To drink at the fountain, life giving and free--
Jehovah Tsidkenu is all things to me.

Jehovah Tsidkenu! My treasure and boast,
Jehovah Tsidkenu! I ne'er can be lost;
In Thee I shall conquer by flood and by field
My cable, my anchor, my breastplate and shield!

Even treading the valley, the shadow of death
This watchword shall rally my faltering breath;
For while from life's fever my God sets me free
Jehovah Tsidkenu my death-song shall be.

(Tsidkenu is Hebrew for The Lord our Righteousness)

Saturday, February 05, 2005

Meditations Upon an Egg by John Bunyan

The egg's no chick by falling from the hen;
Nor man a Chrisitan, till he's born again.
The egg's at first contained in the shell;
Men, afore grace, in sins and darkness dwell.
The egg, when laid, by warmth is made a chicken,
And Christ, by grace, those dead in sin doth quicken.
The egg, when first a chick, the shell's its prison;
So's flesh to the soul, who yet with Christ is risen.
The shell doth crack, the chick doth chirp and peep,
The flesh decays, as men do pray and weep.
The shell doth break, the chick's at liberty,
The fleshhh falls off, the soul mounts up on high
But both do not enjoy the self-same plight;
The soul is safe, the chick now fears the kite.

But chicks from rotten eggs do not proceed,
Nor is a hypocrrite a saint indeed.
The rotten egg, though underneath the hen,
If crack'd, stinks, and is loathsome unto men.
Nor doth her warmth make what is rotten sound;
What's rotten, rotten will at last be found.
The hypocrite, sin has him in possession,
He is a rotten egg under profession.

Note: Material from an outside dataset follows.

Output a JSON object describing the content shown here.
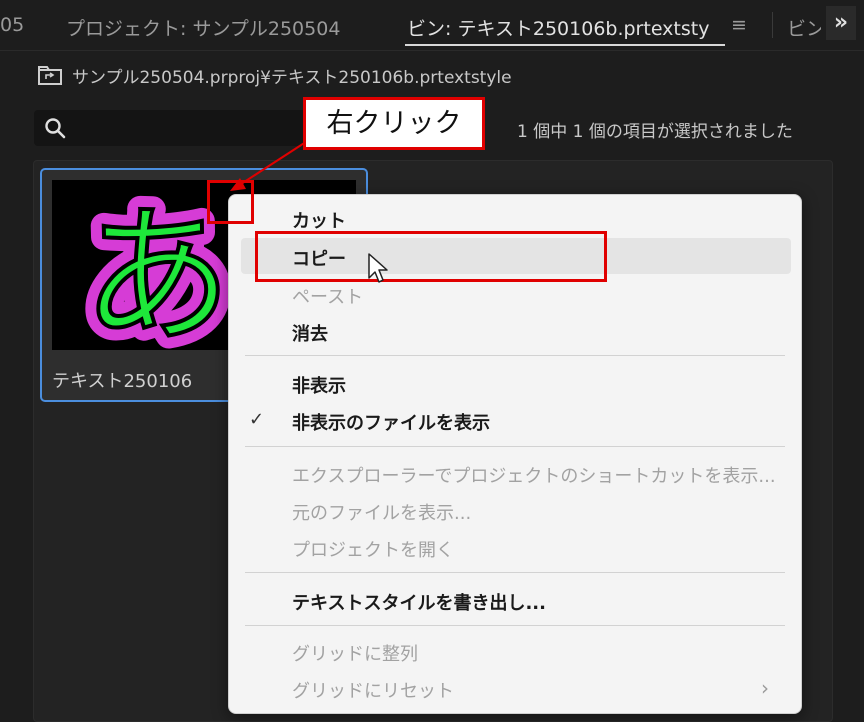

Some eggs bring cockatrices; and some men
Seem hatch'd and brooded in the viper's den.
Some eggs bring wild-fowls; and some men there be
As wild as are the wildest fowls that flee.
Some eggs bring spiders, and some men appear
More venom'd than the worst of spiders are.
Some eggs bring piss-ants, and some seem to me
As much for trifles as the piss-ants be.
Thus divers eggs do produce divers shapes,
As like some men as monkeys are like apes.
But this is but an egg, were it a chick,
Here had been legs, and wings, and bones to pick.

Touche. See Carmon's blog Feb 5 entry for context.